Only time will tell if that trust from Kraft (not to mention the rest of the franchise) has been shaken, and if so, how Hernandez plans to try and win it back.
Kraft went on to say, '' I don't believe he will be playing rock hockey in the big house."
Slikmojet has been a reliable poster so don't be so quick to mock him
Why is this so hard to understand?
Doesn't matter; if everyone else wants to lawyer up, so be it. If Maine doesn't want to because he trusts his own innocence. So be it. Some may call it naive or idiotic, but some people want to choose to live their lives where they believe justice is done. Perhaps because Maine chooses this, and believes it, is why it would never happen to him in the first place.
Again, I have been questioned a couple of times in my life; not about anything major, but I have no issue in talking with police and being straight-forward. BUT, if something did happen where it could appear that I am guilty, I am quite sure I would hire a lawyer just for the sake of helping me through the situation.
Everyone also keeps talking about how 'innocent' people go to jail, and show the stats for it. I would like to see how many 'innocent' people go to jail for a crime they do not commit, but have a long list of priors. Sometimes, you reap what you sow
Is this a joke from the WEEI reporter?
So at this moment, Pats' people in Foxboro still "trust" that they know what Hernandez is really like as a person?
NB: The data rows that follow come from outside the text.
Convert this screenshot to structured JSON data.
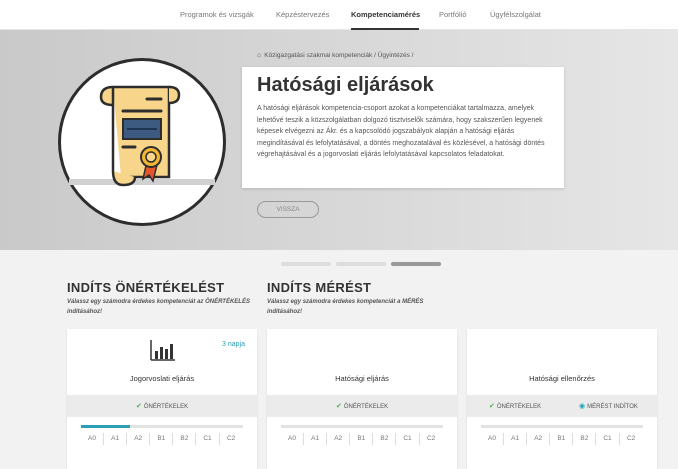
{
  "nav": {
    "items": [
      {
        "label": "Programok és vizsgák"
      },
      {
        "label": "Képzéstervezés"
      },
      {
        "label": "Kompetenciamérés",
        "active": true
      },
      {
        "label": "Portfólió"
      },
      {
        "label": "Ügyfélszolgálat"
      }
    ]
  },
  "breadcrumb": {
    "home_icon": "home-icon",
    "path": "Közigazgatási szakmai kompetenciák  /  Ügyintézés  /"
  },
  "hero": {
    "title": "Hatósági eljárások",
    "description": "A hatósági eljárások kompetencia-csoport azokat a kompetenciákat tartalmazza, amelyek lehetővé teszik a közszolgálatban dolgozó tisztviselők számára, hogy szakszerűen legyenek képesek elvégezni az Ákr. és a kapcsolódó jogszabályok alapján a hatósági eljárás megindításával és lefolytatásával, a döntés meghozatalával és közlésével, a hatósági döntés végrehajtásával és a jogorvoslati eljárás lefolytatásával kapcsolatos feladatokat.",
    "back_label": "VISSZA",
    "icon": "certificate-scroll-icon"
  },
  "carousel": {
    "count": 3,
    "active": 2
  },
  "self_eval": {
    "title": "INDÍTS ÖNÉRTÉKELÉST",
    "subtitle": "Válassz egy számodra érdekes kompetenciát az ÖNÉRTÉKELÉS indításához!"
  },
  "measure": {
    "title": "INDÍTS MÉRÉST",
    "subtitle": "Válassz egy számodra érdekes kompetenciát a MÉRÉS indításához!"
  },
  "tiles": [
    {
      "name": "Jogorvoslati eljárás",
      "days": "3 napja",
      "actions": [
        "ÖNÉRTÉKELEK"
      ],
      "progress": 0.3
    },
    {
      "name": "Hatósági eljárás",
      "actions": [
        "ÖNÉRTÉKELEK"
      ],
      "progress": 0
    },
    {
      "name": "Hatósági ellenőrzés",
      "actions": [
        "ÖNÉRTÉKELEK",
        "MÉRÉST INDÍTOK"
      ],
      "progress": 0
    }
  ],
  "levels": [
    "A0",
    "A1",
    "A2",
    "B1",
    "B2",
    "C1",
    "C2"
  ],
  "colors": {
    "accent": "#2a9fb3",
    "check": "#4cae4c",
    "hero_bg": "#cfcfcf"
  }
}
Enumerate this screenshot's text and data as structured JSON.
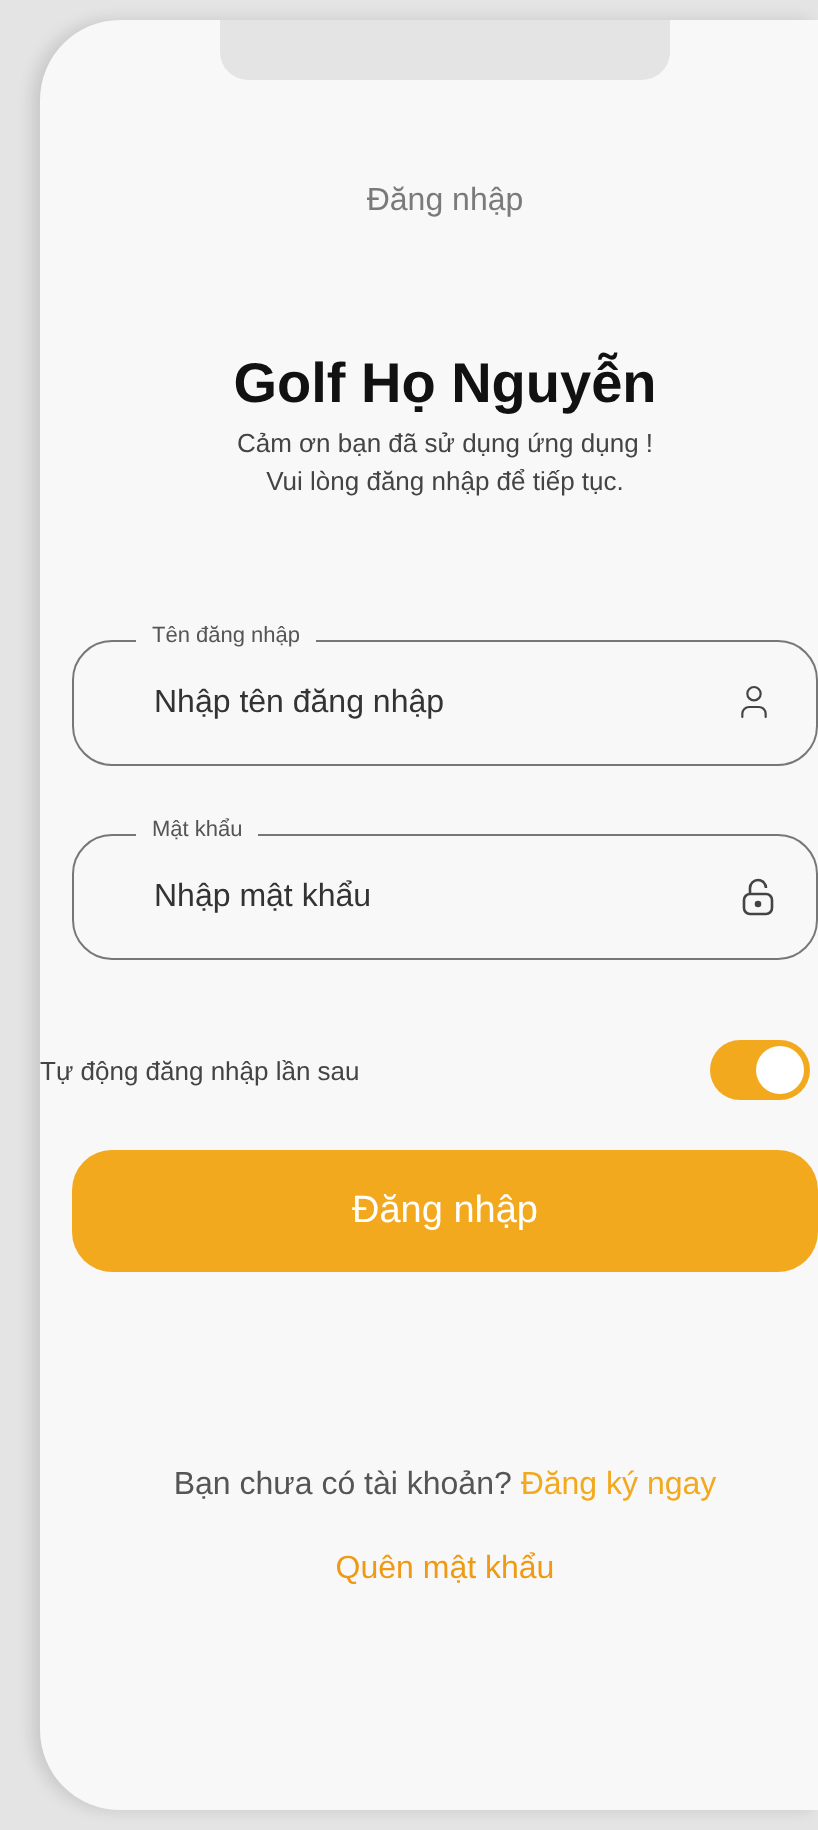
{
  "header": {
    "title": "Đăng nhập"
  },
  "app": {
    "name": "Golf Họ Nguyễn",
    "subtitle_lines": [
      "Cảm ơn bạn đã sử dụng ứng dụng !",
      "Vui lòng đăng nhập để tiếp tục."
    ]
  },
  "fields": [
    {
      "kind": "user",
      "label": "Tên đăng nhập",
      "placeholder": "Nhập tên đăng nhập"
    },
    {
      "kind": "password",
      "label": "Mật khẩu",
      "placeholder": "Nhập mật khẩu"
    }
  ],
  "auto_login": {
    "label": "Tự động đăng nhập lần sau",
    "on": true
  },
  "login_button": "Đăng nhập",
  "signup": {
    "prompt": "Bạn chưa có tài khoản?",
    "link": "Đăng ký ngay"
  },
  "forgot_password": "Quên mật khẩu"
}
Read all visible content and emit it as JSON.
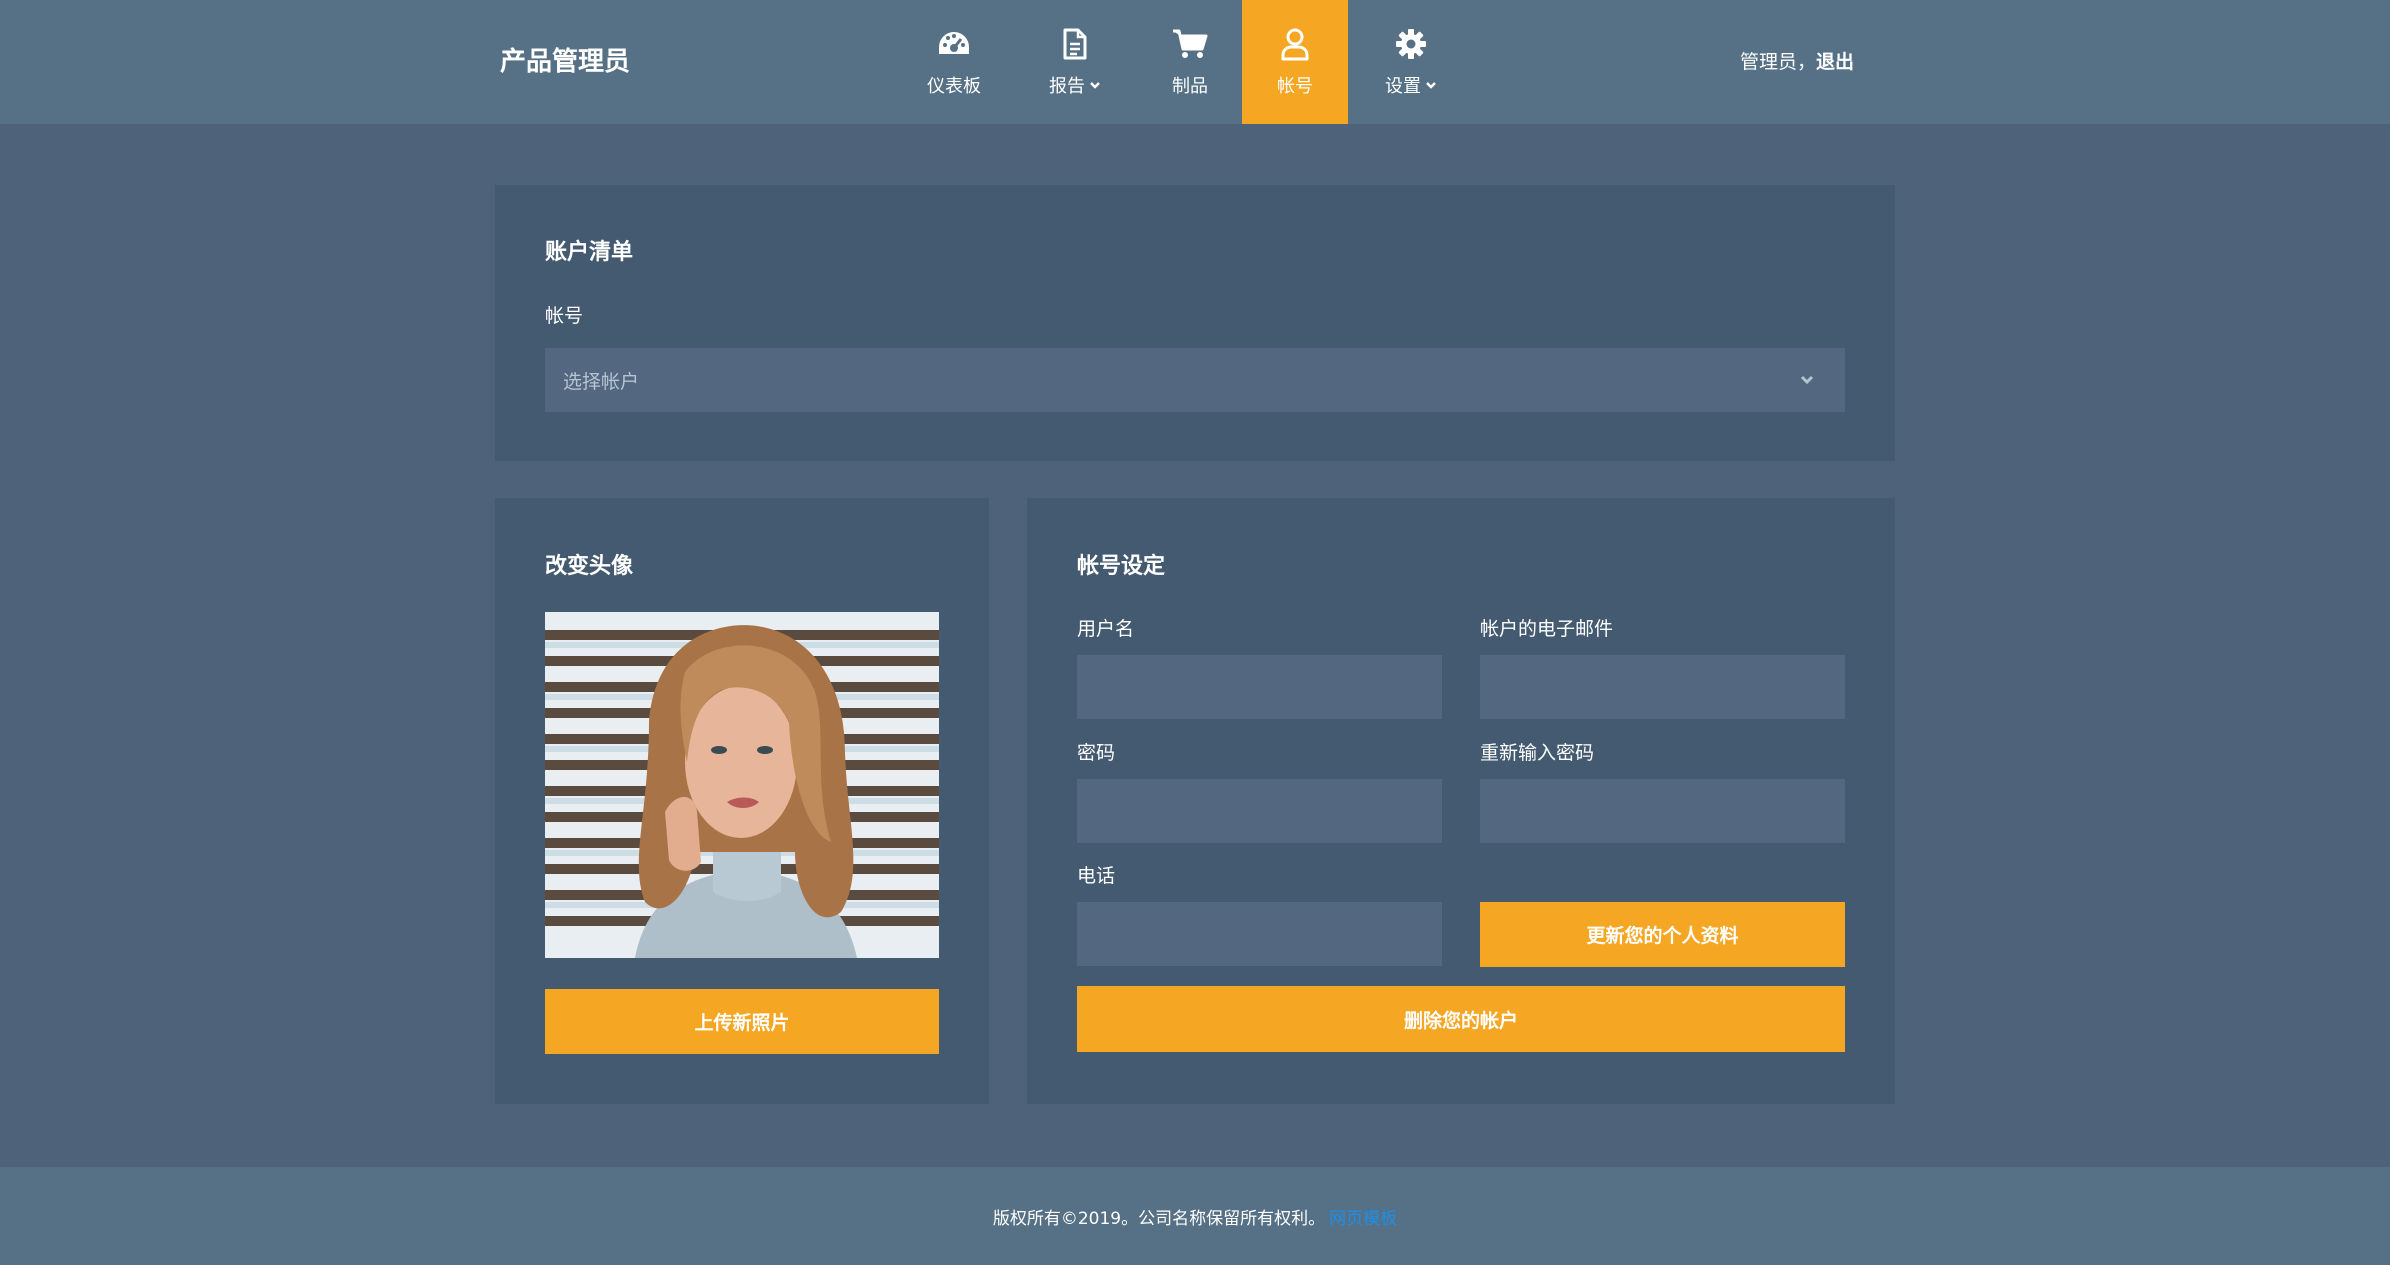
{
  "header": {
    "brand": "产品管理员",
    "nav": [
      {
        "label": "仪表板",
        "icon": "dashboard-gauge-icon"
      },
      {
        "label": "报告",
        "icon": "file-report-icon",
        "has_caret": true
      },
      {
        "label": "制品",
        "icon": "shopping-cart-icon"
      },
      {
        "label": "帐号",
        "icon": "user-account-icon",
        "active": true
      },
      {
        "label": "设置",
        "icon": "gear-icon",
        "has_caret": true
      }
    ],
    "user_greeting": "管理员，",
    "logout_label": "退出"
  },
  "account_list": {
    "title": "账户清单",
    "field_label": "帐号",
    "select_placeholder": "选择帐户"
  },
  "avatar_panel": {
    "title": "改变头像",
    "upload_label": "上传新照片"
  },
  "settings": {
    "title": "帐号设定",
    "username_label": "用户名",
    "email_label": "帐户的电子邮件",
    "password_label": "密码",
    "password_repeat_label": "重新输入密码",
    "phone_label": "电话",
    "update_label": "更新您的个人资料",
    "delete_label": "删除您的帐户"
  },
  "footer": {
    "copyright": "版权所有©2019。公司名称保留所有权利。",
    "link_label": "网页模板"
  },
  "colors": {
    "background": "#4e6379",
    "header": "#567086",
    "panel": "#435a70",
    "input": "#536781",
    "accent": "#f5a623",
    "link": "#1f8fe6"
  }
}
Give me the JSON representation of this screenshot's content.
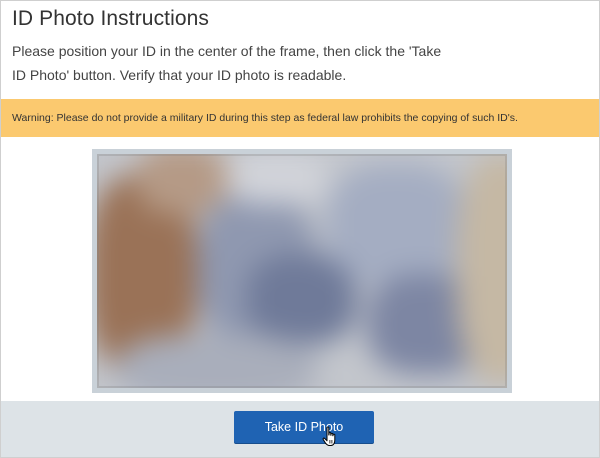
{
  "page": {
    "title": "ID Photo Instructions",
    "instructions": "Please position your ID in the center of the frame, then click the 'Take ID Photo' button. Verify that your ID photo is readable.",
    "warning": "Warning: Please do not provide a military ID during this step as federal law prohibits the copying of such ID's.",
    "take_photo_label": "Take ID Photo"
  },
  "colors": {
    "warning_bg": "#fbc96f",
    "button_bg": "#1f63b3",
    "toolbar_bg": "#dde3e7"
  },
  "icons": {
    "cursor": "hand-pointer-icon"
  }
}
That trust hasn't been "shaken" at all?Only time will tell if that trust from Kraft (not to mention the rest of the franchise) has been shaken, and if so, how Hernandez plans to try and win it back.
Mike & Mike on ESPN this morning seemed to almost consciously not want to mention Hernandez, much less cover it.
ESPN can be a serious joke some days.